Task requirements: Using the data that follows, give the number of lines in which the word "Current" occurs. Write only the number.

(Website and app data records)
--------------------

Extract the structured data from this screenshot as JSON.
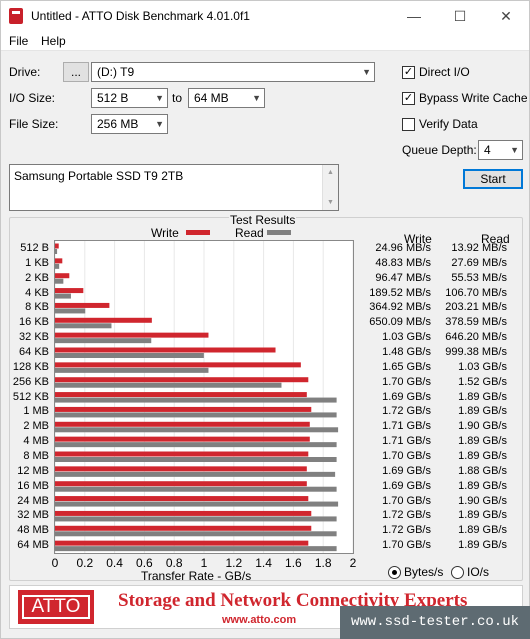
{
  "window": {
    "title": "Untitled - ATTO Disk Benchmark 4.01.0f1",
    "minimize": "—",
    "maximize": "☐",
    "close": "✕"
  },
  "menu": {
    "file": "File",
    "help": "Help"
  },
  "controls": {
    "drive_label": "Drive:",
    "browse_label": "...",
    "drive_value": "(D:) T9",
    "io_size_label": "I/O Size:",
    "io_from": "512 B",
    "io_to_label": "to",
    "io_to": "64 MB",
    "file_size_label": "File Size:",
    "file_size": "256 MB",
    "direct_io_label": "Direct I/O",
    "direct_io_checked": true,
    "bypass_label": "Bypass Write Cache",
    "bypass_checked": true,
    "verify_label": "Verify Data",
    "verify_checked": false,
    "queue_depth_label": "Queue Depth:",
    "queue_depth": "4",
    "start_label": "Start",
    "description": "Samsung Portable SSD T9 2TB"
  },
  "results": {
    "title": "Test Results",
    "write_col": "Write",
    "read_col": "Read",
    "xaxis_label": "Transfer Rate - GB/s",
    "units_bytes": "Bytes/s",
    "units_io": "IO/s",
    "units_selected": "bytes"
  },
  "chart_data": {
    "type": "bar",
    "orientation": "horizontal",
    "categories": [
      "512 B",
      "1 KB",
      "2 KB",
      "4 KB",
      "8 KB",
      "16 KB",
      "32 KB",
      "64 KB",
      "128 KB",
      "256 KB",
      "512 KB",
      "1 MB",
      "2 MB",
      "4 MB",
      "8 MB",
      "12 MB",
      "16 MB",
      "24 MB",
      "32 MB",
      "48 MB",
      "64 MB"
    ],
    "series": [
      {
        "name": "Write",
        "color": "#d0262e",
        "values": [
          0.025,
          0.049,
          0.096,
          0.19,
          0.365,
          0.65,
          1.03,
          1.48,
          1.65,
          1.7,
          1.69,
          1.72,
          1.71,
          1.71,
          1.7,
          1.69,
          1.69,
          1.7,
          1.72,
          1.72,
          1.7
        ],
        "labels": [
          "24.96 MB/s",
          "48.83 MB/s",
          "96.47 MB/s",
          "189.52 MB/s",
          "364.92 MB/s",
          "650.09 MB/s",
          "1.03 GB/s",
          "1.48 GB/s",
          "1.65 GB/s",
          "1.70 GB/s",
          "1.69 GB/s",
          "1.72 GB/s",
          "1.71 GB/s",
          "1.71 GB/s",
          "1.70 GB/s",
          "1.69 GB/s",
          "1.69 GB/s",
          "1.70 GB/s",
          "1.72 GB/s",
          "1.72 GB/s",
          "1.70 GB/s"
        ]
      },
      {
        "name": "Read",
        "color": "#808080",
        "values": [
          0.014,
          0.028,
          0.056,
          0.107,
          0.203,
          0.379,
          0.646,
          0.999,
          1.03,
          1.52,
          1.89,
          1.89,
          1.9,
          1.89,
          1.89,
          1.88,
          1.89,
          1.9,
          1.89,
          1.89,
          1.89
        ],
        "labels": [
          "13.92 MB/s",
          "27.69 MB/s",
          "55.53 MB/s",
          "106.70 MB/s",
          "203.21 MB/s",
          "378.59 MB/s",
          "646.20 MB/s",
          "999.38 MB/s",
          "1.03 GB/s",
          "1.52 GB/s",
          "1.89 GB/s",
          "1.89 GB/s",
          "1.90 GB/s",
          "1.89 GB/s",
          "1.89 GB/s",
          "1.88 GB/s",
          "1.89 GB/s",
          "1.90 GB/s",
          "1.89 GB/s",
          "1.89 GB/s",
          "1.89 GB/s"
        ]
      }
    ],
    "xlim": [
      0,
      2
    ],
    "xticks": [
      "0",
      "0.2",
      "0.4",
      "0.6",
      "0.8",
      "1",
      "1.2",
      "1.4",
      "1.6",
      "1.8",
      "2"
    ],
    "xlabel": "Transfer Rate - GB/s",
    "grid": true
  },
  "banner": {
    "logo_text": "ATTO",
    "tagline": "Storage and Network Connectivity Experts",
    "url": "www.atto.com"
  },
  "watermark": "www.ssd-tester.co.uk"
}
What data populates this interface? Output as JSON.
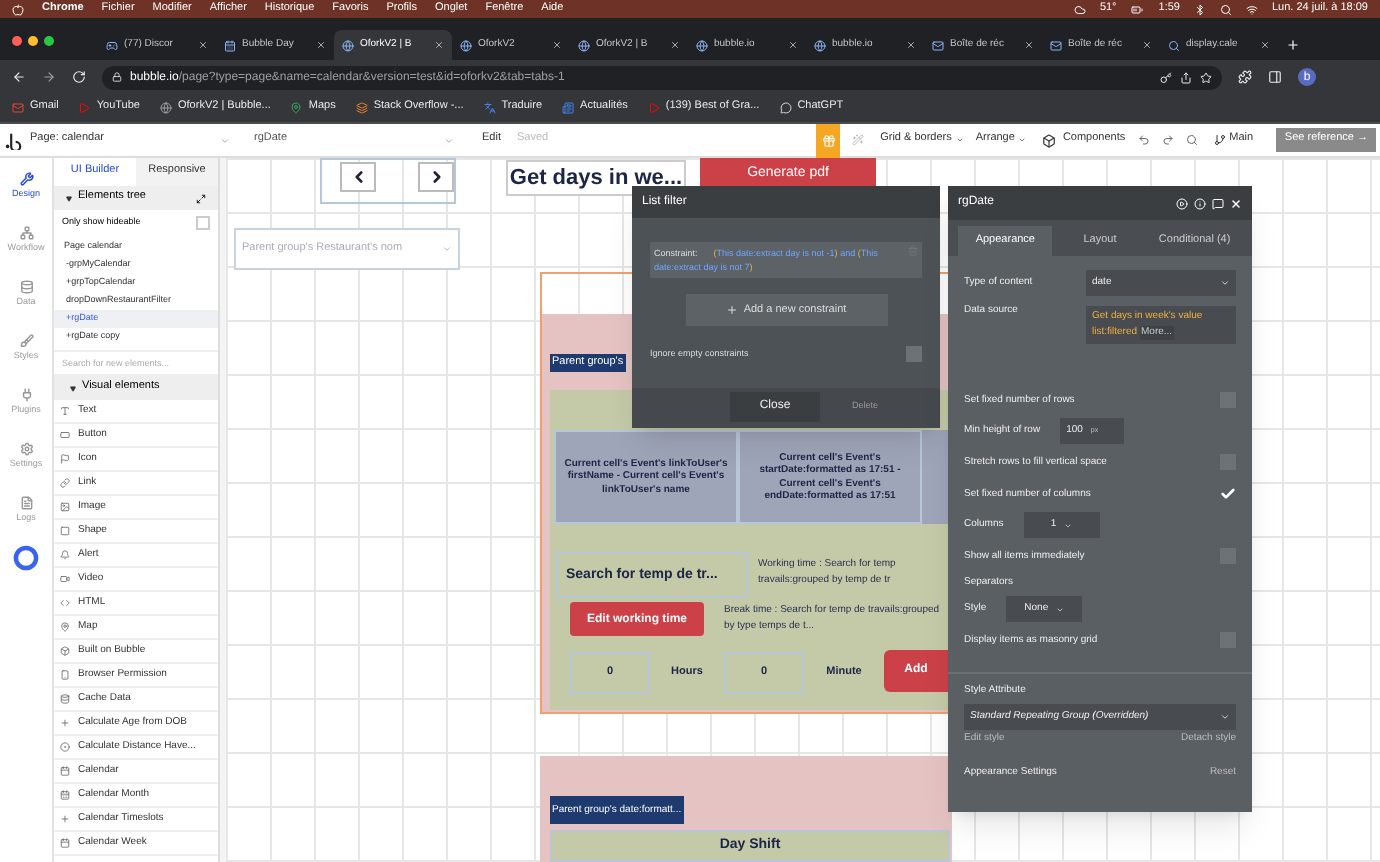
{
  "menubar": {
    "app": "Chrome",
    "menus": [
      "Fichier",
      "Modifier",
      "Afficher",
      "Historique",
      "Favoris",
      "Profils",
      "Onglet",
      "Fenêtre",
      "Aide"
    ],
    "temperature": "51°",
    "timer": "1:59",
    "clock": "Lun. 24 juil. à 18:09"
  },
  "browser_tabs": [
    {
      "title": "(77) Discor",
      "selected": false
    },
    {
      "title": "Bubble Day",
      "selected": false
    },
    {
      "title": "OforkV2 | B",
      "selected": true
    },
    {
      "title": "OforkV2",
      "selected": false
    },
    {
      "title": "OforkV2 | B",
      "selected": false
    },
    {
      "title": "bubble.io",
      "selected": false
    },
    {
      "title": "bubble.io",
      "selected": false
    },
    {
      "title": "Boîte de réc",
      "selected": false
    },
    {
      "title": "Boîte de réc",
      "selected": false
    },
    {
      "title": "display.cale",
      "selected": false
    }
  ],
  "address_bar": {
    "host": "bubble.io",
    "path": "/page?type=page&name=calendar&version=test&id=oforkv2&tab=tabs-1",
    "avatar": "b"
  },
  "bookmarks": [
    "Gmail",
    "YouTube",
    "OforkV2 | Bubble...",
    "Maps",
    "Stack Overflow -...",
    "Traduire",
    "Actualités",
    "(139) Best of Gra...",
    "ChatGPT"
  ],
  "editor_toolbar": {
    "page": "Page: calendar",
    "element": "rgDate",
    "edit": "Edit",
    "saved": "Saved",
    "grid": "Grid & borders",
    "arrange": "Arrange",
    "components": "Components",
    "branch": "Main",
    "reference": "See reference →"
  },
  "left_rail": [
    {
      "label": "Design",
      "selected": true
    },
    {
      "label": "Workflow",
      "selected": false
    },
    {
      "label": "Data",
      "selected": false
    },
    {
      "label": "Styles",
      "selected": false
    },
    {
      "label": "Plugins",
      "selected": false
    },
    {
      "label": "Settings",
      "selected": false
    },
    {
      "label": "Logs",
      "selected": false
    }
  ],
  "builder_tabs": [
    {
      "label": "UI Builder",
      "selected": true
    },
    {
      "label": "Responsive",
      "selected": false
    }
  ],
  "elements_tree": {
    "title": "Elements tree",
    "hideable": {
      "label": "Only show hideable",
      "checked": false
    },
    "items": [
      {
        "label": "Page calendar",
        "selected": false,
        "children": [
          {
            "label": "-grpMyCalendar",
            "selected": false
          },
          {
            "label": "+grpTopCalendar",
            "selected": false
          },
          {
            "label": "dropDownRestaurantFilter",
            "selected": false
          },
          {
            "label": "+rgDate",
            "selected": true
          },
          {
            "label": "+rgDate copy",
            "selected": false
          }
        ]
      }
    ]
  },
  "search": {
    "placeholder": "Search for new elements..."
  },
  "visual_elements": {
    "title": "Visual elements",
    "items": [
      "Text",
      "Button",
      "Icon",
      "Link",
      "Image",
      "Shape",
      "Alert",
      "Video",
      "HTML",
      "Map",
      "Built on Bubble",
      "Browser Permission",
      "Cache Data",
      "Calculate Age from DOB",
      "Calculate Distance Have...",
      "Calendar",
      "Calendar Month",
      "Calendar Timeslots",
      "Calendar Week"
    ]
  },
  "canvas": {
    "title": "Get days in we...",
    "pdf_button": "Generate pdf",
    "restaurant_dropdown": "Parent group's Restaurant's nom",
    "group_label": "Parent group's",
    "cells": [
      "Current cell's Event's linkToUser's firstName - Current cell's Event's linkToUser's name",
      "Current cell's Event's startDate:formatted as 17:51 - Current cell's Event's endDate:formatted as 17:51"
    ],
    "search_text": "Search for temp de tr...",
    "working_time": [
      "Working time : Search for temp",
      "travails:grouped by temp de tr"
    ],
    "edit_button": "Edit working time",
    "break_time": "Break time : Search for temp de travails:grouped by type temps de t...",
    "hours_value": "0",
    "hours_label": "Hours",
    "minutes_value": "0",
    "minutes_label": "Minute",
    "add_button": "Add",
    "second_group_label": "Parent group's date:formatt...",
    "day_shift": "Day Shift"
  },
  "list_filter": {
    "title": "List filter",
    "constraint_label": "Constraint:",
    "constraint_1": "(This date:extract day is not -1)",
    "joiner": "and",
    "constraint_2": "(This date:extract day is not 7)",
    "add": "Add a new constraint",
    "ignore": {
      "label": "Ignore empty constraints",
      "checked": false
    },
    "close": "Close",
    "delete": "Delete"
  },
  "property_panel": {
    "title": "rgDate",
    "tabs": [
      {
        "label": "Appearance",
        "selected": true
      },
      {
        "label": "Layout",
        "selected": false
      },
      {
        "label": "Conditional (4)",
        "selected": false
      }
    ],
    "rows": [
      {
        "kind": "dropdown",
        "label": "Type of content",
        "value": "date"
      },
      {
        "kind": "expression",
        "label": "Data source",
        "value": "Get days in week's value list:filtered",
        "link": "More..."
      },
      {
        "kind": "checkbox",
        "label": "Set fixed number of rows",
        "checked": false
      },
      {
        "kind": "unit",
        "label": "Min height of row",
        "value": "100",
        "unit": "px"
      },
      {
        "kind": "checkbox",
        "label": "Stretch rows to fill vertical space",
        "checked": false
      },
      {
        "kind": "checkbox",
        "label": "Set fixed number of columns",
        "checked": true
      },
      {
        "kind": "small_dropdown",
        "label": "Columns",
        "value": "1"
      },
      {
        "kind": "checkbox",
        "label": "Show all items immediately",
        "checked": false
      },
      {
        "kind": "heading",
        "label": "Separators"
      },
      {
        "kind": "small_dropdown",
        "label": "Style",
        "value": "None"
      },
      {
        "kind": "checkbox",
        "label": "Display items as masonry grid",
        "checked": false
      }
    ],
    "style_attribute": {
      "label": "Style Attribute",
      "value": "Standard Repeating Group (Overridden)",
      "edit": "Edit style",
      "detach": "Detach style"
    },
    "footer": {
      "label": "Appearance Settings",
      "action": "Reset"
    }
  }
}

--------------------

Expected answer: 2